I regularly meet unhappy people. They share their pains and struggles about the things they don’t have and how the world is happening to them. But when I ask “what do you really want?”, they don’t have an answer.
I was one of them. I was living someone else’s story.
How much of the life you have today is part of your story?
5 Tips for creating your own story?
- Take the Intentional Living 7-Day Experiment to discover your passion.
- Write down your own definition of success.
- Create a list of reasons ‘why’ your story matters. The longer the better.
- Start setting and acting on priorities based on your definition of success.
- Take it one step at a time. It’s a marathon not a sprint.
No. 2 – Becoming a character in someone else’s story
Ivan’s was suggesting us to pay attention to the impact we have is someone else’s life. It was about making a difference.
How would you feel if you went to the movie theater to watch a movie written by someone you don’t know and find out you are a pivotal character in it?
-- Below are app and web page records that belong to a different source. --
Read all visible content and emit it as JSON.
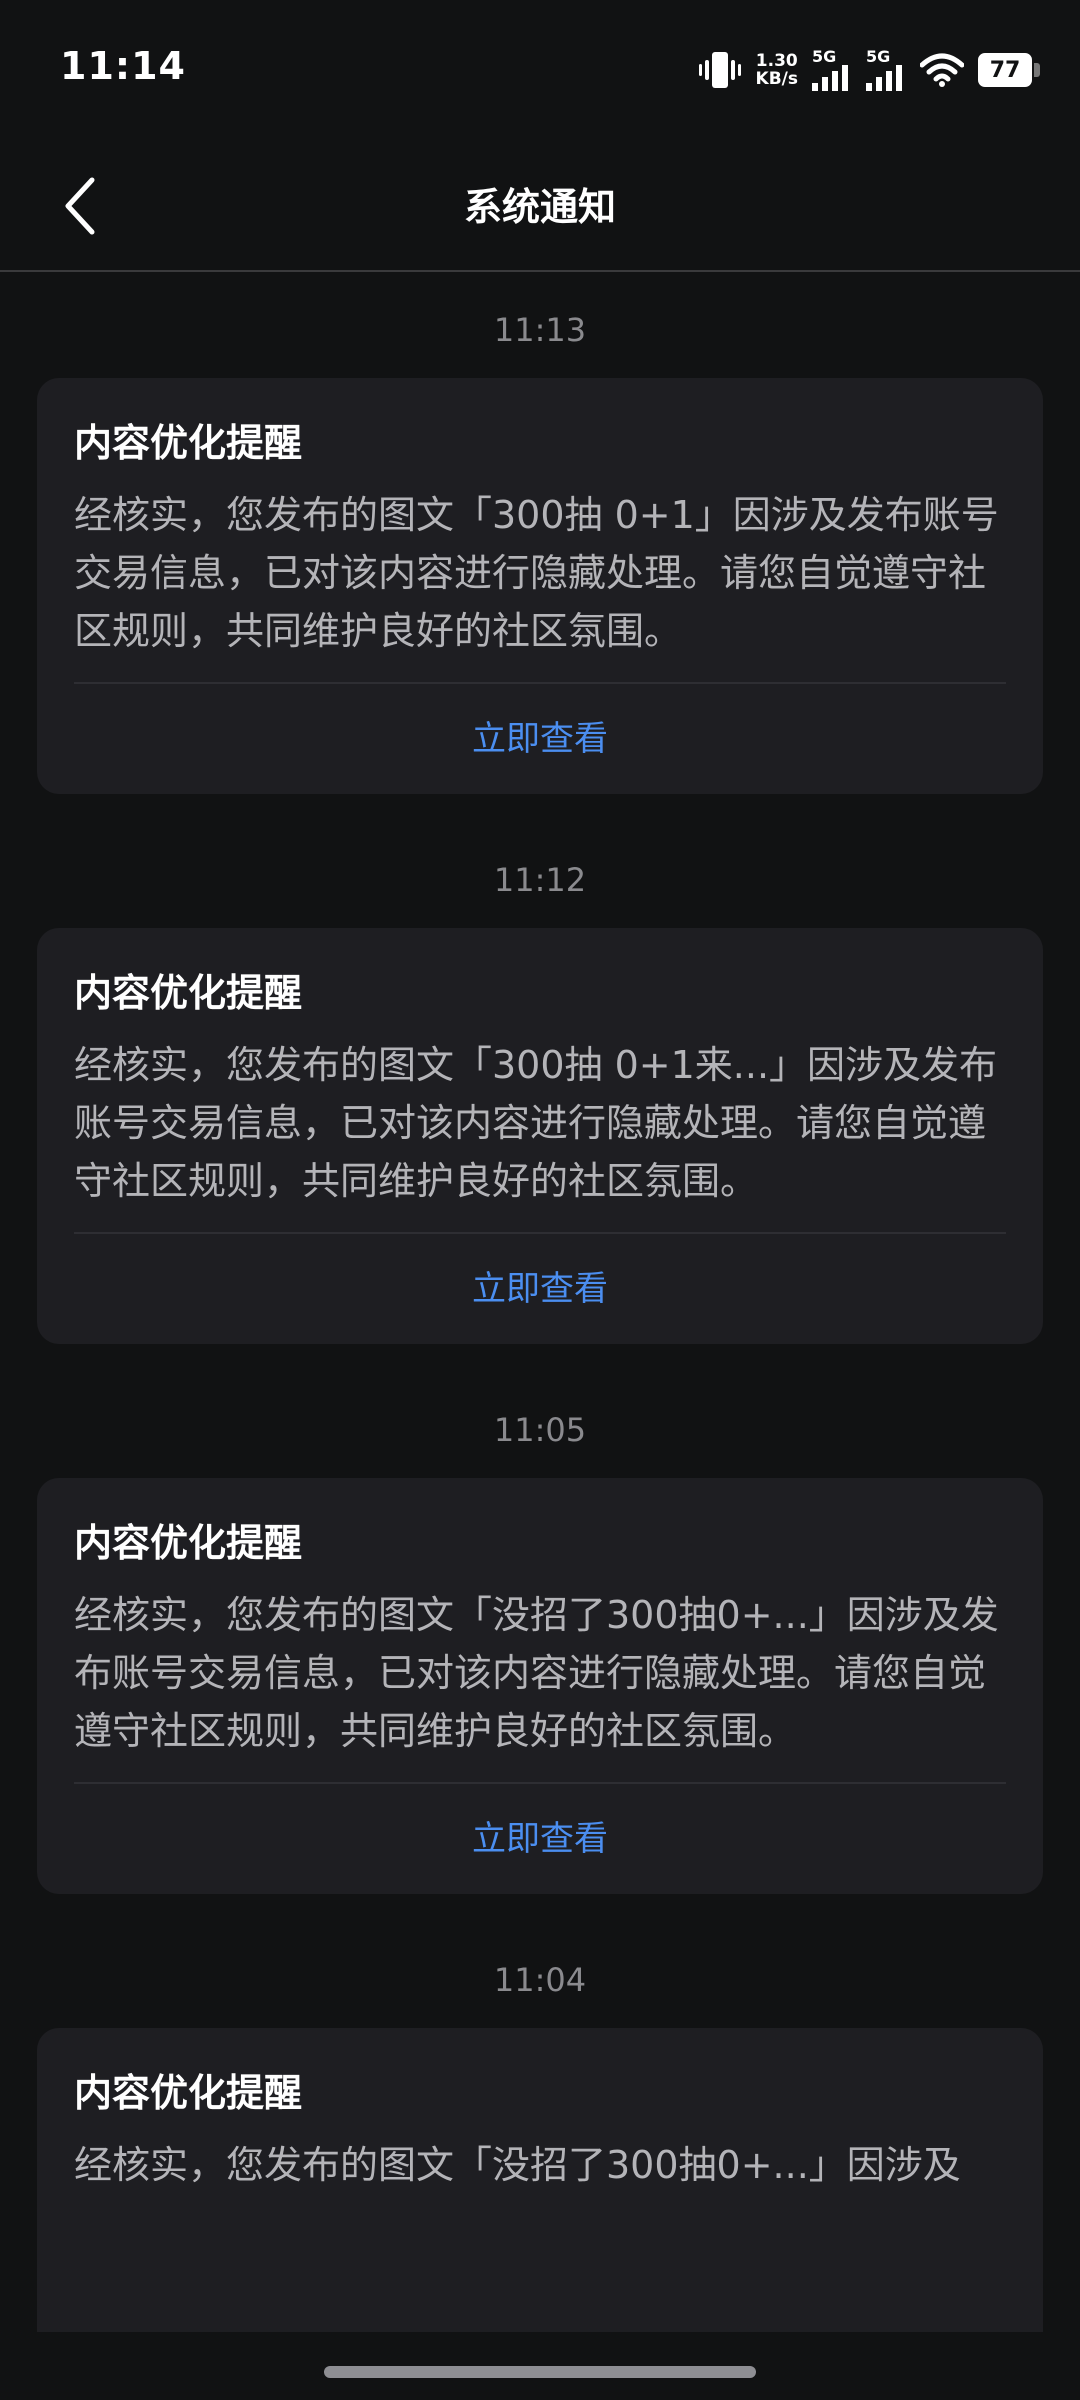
{
  "status_bar": {
    "time": "11:14",
    "net_speed_value": "1.30",
    "net_speed_unit": "KB/s",
    "signal1_label": "5G",
    "signal2_label": "5G",
    "battery": "77"
  },
  "header": {
    "title": "系统通知"
  },
  "notifications": [
    {
      "time": "11:13",
      "title": "内容优化提醒",
      "body": "经核实，您发布的图文「300抽 0+1」因涉及发布账号交易信息，已对该内容进行隐藏处理。请您自觉遵守社区规则，共同维护良好的社区氛围。",
      "action": "立即查看"
    },
    {
      "time": "11:12",
      "title": "内容优化提醒",
      "body": "经核实，您发布的图文「300抽 0+1来...」因涉及发布账号交易信息，已对该内容进行隐藏处理。请您自觉遵守社区规则，共同维护良好的社区氛围。",
      "action": "立即查看"
    },
    {
      "time": "11:05",
      "title": "内容优化提醒",
      "body": "经核实，您发布的图文「没招了300抽0+...」因涉及发布账号交易信息，已对该内容进行隐藏处理。请您自觉遵守社区规则，共同维护良好的社区氛围。",
      "action": "立即查看"
    },
    {
      "time": "11:04",
      "title": "内容优化提醒",
      "body": "经核实，您发布的图文「没招了300抽0+...」因涉及",
      "action": ""
    }
  ],
  "colors": {
    "background": "#111213",
    "card": "#1e1e22",
    "action": "#4b8ef0",
    "muted": "#8a8a8e"
  },
  "icons": {
    "back": "chevron-left-icon",
    "vibrate": "vibrate-icon",
    "signal": "signal-bars-icon",
    "wifi": "wifi-icon",
    "battery": "battery-icon"
  }
}
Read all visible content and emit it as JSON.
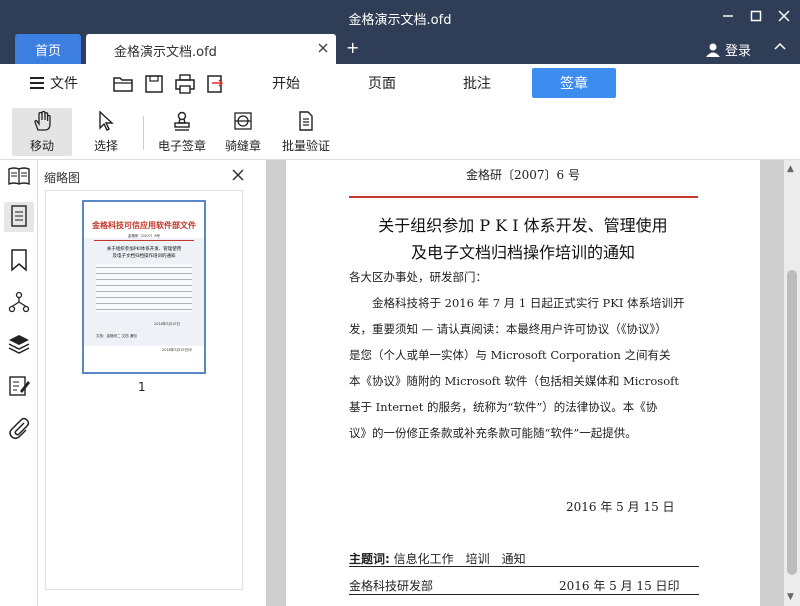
{
  "window": {
    "title": "金格演示文档.ofd"
  },
  "tabs": {
    "home": "首页",
    "doc": "金格演示文档.ofd",
    "add": "+"
  },
  "account": {
    "login": "登录"
  },
  "menu": {
    "file": "文件",
    "tabs": [
      "开始",
      "页面",
      "批注",
      "签章"
    ],
    "active_tab": "签章"
  },
  "ribbon": {
    "items": [
      "移动",
      "选择",
      "电子签章",
      "骑缝章",
      "批量验证"
    ]
  },
  "thumbnail_panel": {
    "title": "缩略图",
    "page_number": "1"
  },
  "thumbnail": {
    "header": "金格科技可信应用软件部文件",
    "doc_no": "金格研〔2007〕6号",
    "title_lines": [
      "关于组织参加PKI体系开发、管理使用",
      "及电子文档归档操作培训的通知"
    ],
    "signature": "文档：金格研二 文档 通知",
    "date_note": "2016年5月15日",
    "print_note": "2016年5月15日印"
  },
  "document": {
    "doc_no": "金格研〔2007〕6 号",
    "title_lines": [
      "关于组织参加 P K I 体系开发、管理使用",
      "及电子文档归档操作培训的通知"
    ],
    "body_lines": [
      "各大区办事处，研发部门：",
      "　　金格科技将于 2016 年 7 月 1 日起正式实行 PKI 体系培训开",
      "发，重要须知 — 请认真阅读：本最终用户许可协议（《协议》）",
      "是您（个人或单一实体）与 Microsoft Corporation 之间有关",
      "本《协议》随附的 Microsoft 软件（包括相关媒体和 Microsoft",
      "基于 Internet 的服务，统称为“软件”）的法律协议。本《协",
      "议》的一份修正条款或补充条款可能随“软件”一起提供。"
    ],
    "date": "2016 年 5 月 15 日",
    "keywords_label": "主题词:",
    "keywords": "信息化工作　培训　通知",
    "footer_left": "金格科技研发部",
    "footer_right": "2016 年 5 月 15 日印"
  }
}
As soon as I understood Ivan’s context, I started imagining how cool would it be to read about myself in someone else’s journal as one of the ‘angels’ that made their life better. I thought about my visit to Paraguay and the dozens of lives I helped get started on a journey to transform their country. I was reminded of the huge gap between success and significance.
Ultimately, I remembered my purpose: to wake up every day looking for the question that allows you to break through a self-limiting belief that will allow you to become the best version of yourself.
Tips for becoming a pivotal character in someone else’s story?
Only one: identify your reason for existence and work it. The significance will happen on its own.